Web page and app entries:
=== Begin Enclosure ===
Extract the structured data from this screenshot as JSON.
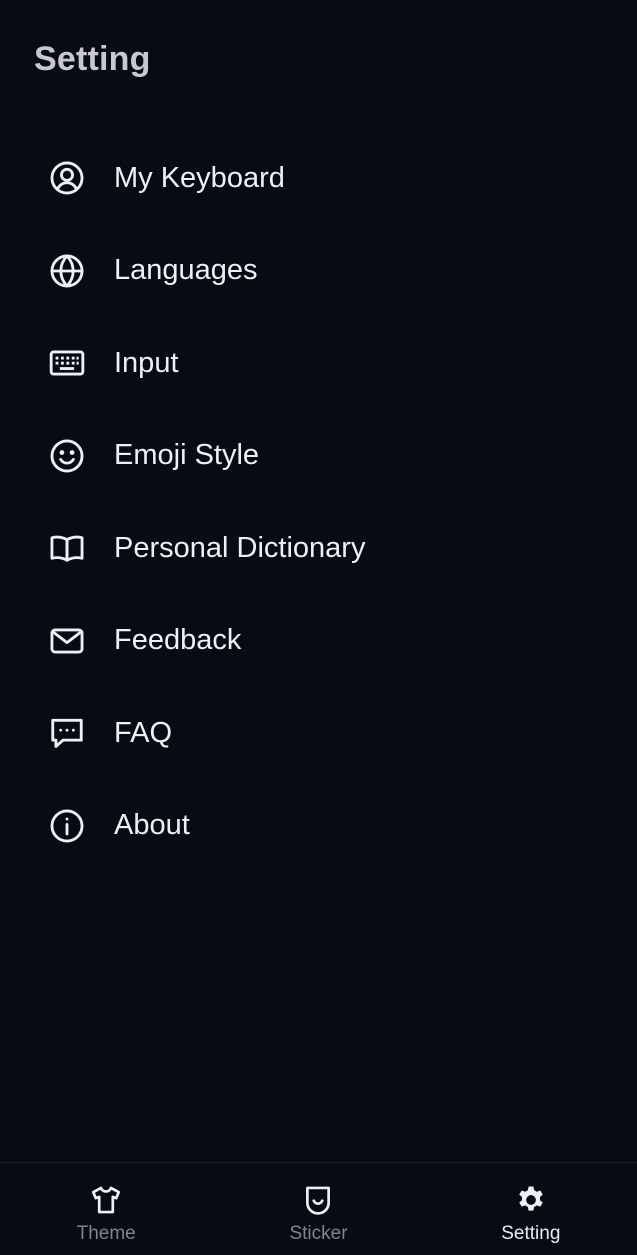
{
  "header": {
    "title": "Setting"
  },
  "colors": {
    "background": "#070b14",
    "text": "#eef0f5",
    "title": "#c7c9cf",
    "inactive_tab": "#80848c",
    "divider": "#1a1f2a"
  },
  "menu": {
    "items": [
      {
        "label": "My Keyboard",
        "icon": "user-circle-icon"
      },
      {
        "label": "Languages",
        "icon": "globe-icon"
      },
      {
        "label": "Input",
        "icon": "keyboard-icon"
      },
      {
        "label": "Emoji Style",
        "icon": "smiley-icon"
      },
      {
        "label": "Personal Dictionary",
        "icon": "book-icon"
      },
      {
        "label": "Feedback",
        "icon": "envelope-icon"
      },
      {
        "label": "FAQ",
        "icon": "chat-bubble-icon"
      },
      {
        "label": "About",
        "icon": "info-icon"
      }
    ]
  },
  "tabs": {
    "items": [
      {
        "label": "Theme",
        "icon": "t-shirt-icon",
        "active": false
      },
      {
        "label": "Sticker",
        "icon": "sticker-icon",
        "active": false
      },
      {
        "label": "Setting",
        "icon": "gear-icon",
        "active": true
      }
    ]
  }
}
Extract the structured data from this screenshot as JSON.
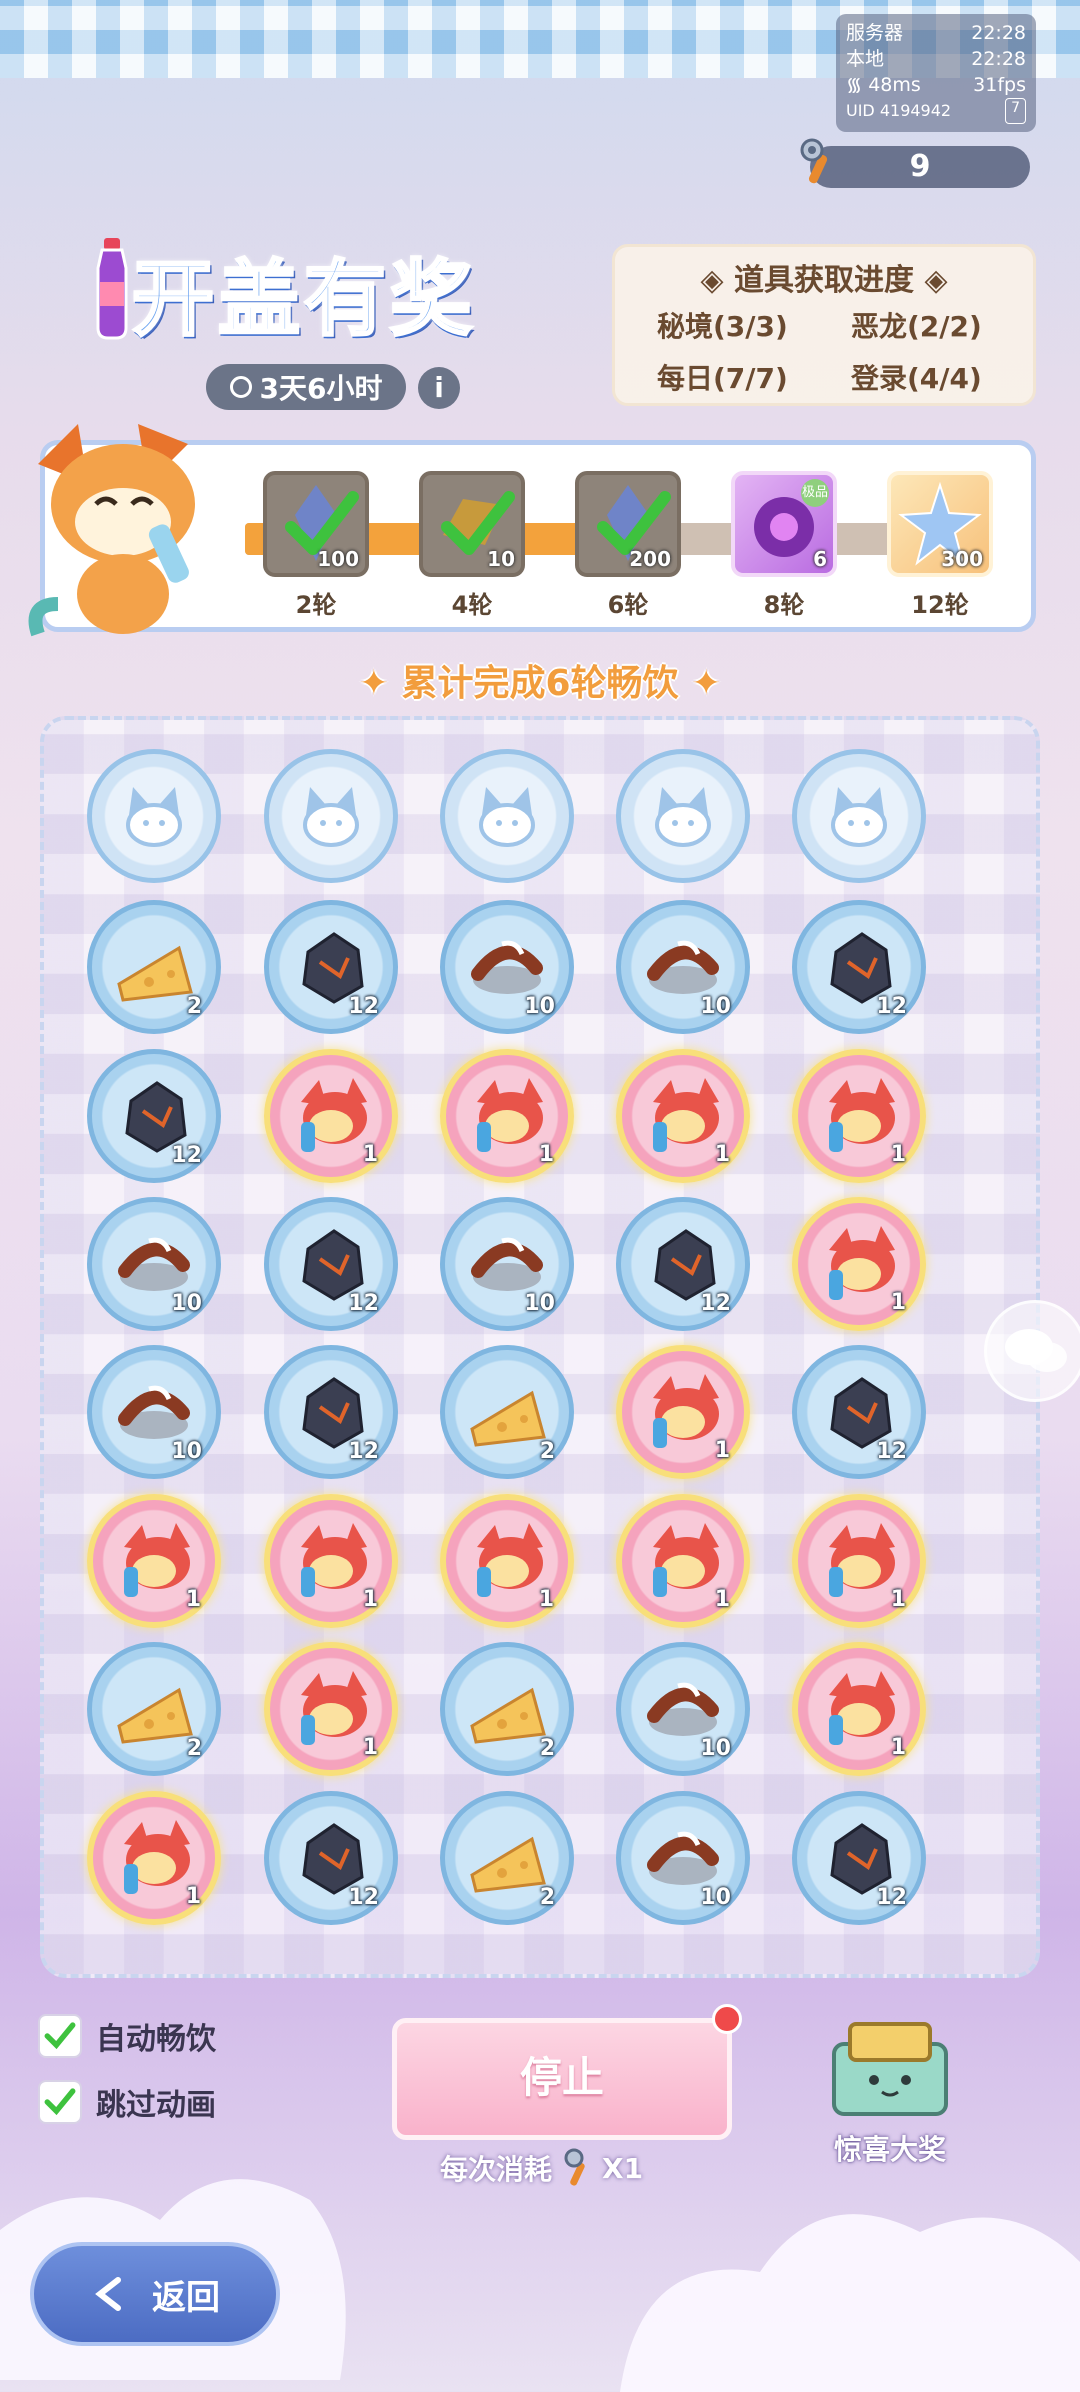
{
  "status": {
    "server_label": "服务器",
    "server_time": "22:28",
    "local_label": "本地",
    "local_time": "22:28",
    "ping": "48ms",
    "fps": "31fps",
    "uid": "UID 4194942",
    "badge": "7"
  },
  "opener_count": "9",
  "title": "开盖有奖",
  "timer": "3天6小时",
  "info": "i",
  "progress": {
    "title": "道具获取进度",
    "items": [
      "秘境(3/3)",
      "恶龙(2/2)",
      "每日(7/7)",
      "登录(4/4)"
    ]
  },
  "rewards": {
    "fill_fraction": 0.56,
    "tiers": [
      {
        "label": "2轮",
        "qty": "100",
        "claimed": true,
        "icon": "blue-crystal-icon"
      },
      {
        "label": "4轮",
        "qty": "10",
        "claimed": true,
        "icon": "gold-ingot-icon"
      },
      {
        "label": "6轮",
        "qty": "200",
        "claimed": true,
        "icon": "blue-crystal-icon"
      },
      {
        "label": "8轮",
        "qty": "6",
        "claimed": false,
        "icon": "purple-orb-icon",
        "tag": "极品"
      },
      {
        "label": "12轮",
        "qty": "300",
        "claimed": false,
        "icon": "star-crystal-icon"
      }
    ]
  },
  "cumulative_text": "累计完成6轮畅饮",
  "grid": [
    [
      {
        "t": "cap"
      },
      {
        "t": "cap"
      },
      {
        "t": "cap"
      },
      {
        "t": "cap"
      },
      {
        "t": "cap"
      }
    ],
    [
      {
        "t": "cheese",
        "q": "2"
      },
      {
        "t": "ore",
        "q": "12"
      },
      {
        "t": "sausage",
        "q": "10"
      },
      {
        "t": "sausage",
        "q": "10"
      },
      {
        "t": "ore",
        "q": "12"
      }
    ],
    [
      {
        "t": "ore",
        "q": "12"
      },
      {
        "t": "fox",
        "q": "1"
      },
      {
        "t": "fox",
        "q": "1"
      },
      {
        "t": "fox",
        "q": "1"
      },
      {
        "t": "fox",
        "q": "1"
      }
    ],
    [
      {
        "t": "sausage",
        "q": "10"
      },
      {
        "t": "ore",
        "q": "12"
      },
      {
        "t": "sausage",
        "q": "10"
      },
      {
        "t": "ore",
        "q": "12"
      },
      {
        "t": "fox",
        "q": "1"
      }
    ],
    [
      {
        "t": "sausage",
        "q": "10"
      },
      {
        "t": "ore",
        "q": "12"
      },
      {
        "t": "cheese",
        "q": "2"
      },
      {
        "t": "fox",
        "q": "1"
      },
      {
        "t": "ore",
        "q": "12"
      }
    ],
    [
      {
        "t": "fox",
        "q": "1"
      },
      {
        "t": "fox",
        "q": "1"
      },
      {
        "t": "fox",
        "q": "1"
      },
      {
        "t": "fox",
        "q": "1"
      },
      {
        "t": "fox",
        "q": "1"
      }
    ],
    [
      {
        "t": "cheese",
        "q": "2"
      },
      {
        "t": "fox",
        "q": "1"
      },
      {
        "t": "cheese",
        "q": "2"
      },
      {
        "t": "sausage",
        "q": "10"
      },
      {
        "t": "fox",
        "q": "1"
      }
    ],
    [
      {
        "t": "fox",
        "q": "1"
      },
      {
        "t": "ore",
        "q": "12"
      },
      {
        "t": "cheese",
        "q": "2"
      },
      {
        "t": "sausage",
        "q": "10"
      },
      {
        "t": "ore",
        "q": "12"
      }
    ]
  ],
  "options": {
    "auto_drink": "自动畅饮",
    "auto_drink_checked": true,
    "skip_anim": "跳过动画",
    "skip_anim_checked": true
  },
  "stop_label": "停止",
  "cost_label": "每次消耗",
  "cost_qty": "X1",
  "surprise_label": "惊喜大奖",
  "back_label": "返回"
}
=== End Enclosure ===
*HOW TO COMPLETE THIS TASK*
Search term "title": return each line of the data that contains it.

*WRITTEN REPLY*
    "title": "Setting"
    "title": "#c7c9cf",
  "title": "开盖有奖",
    "title": "道具获取进度",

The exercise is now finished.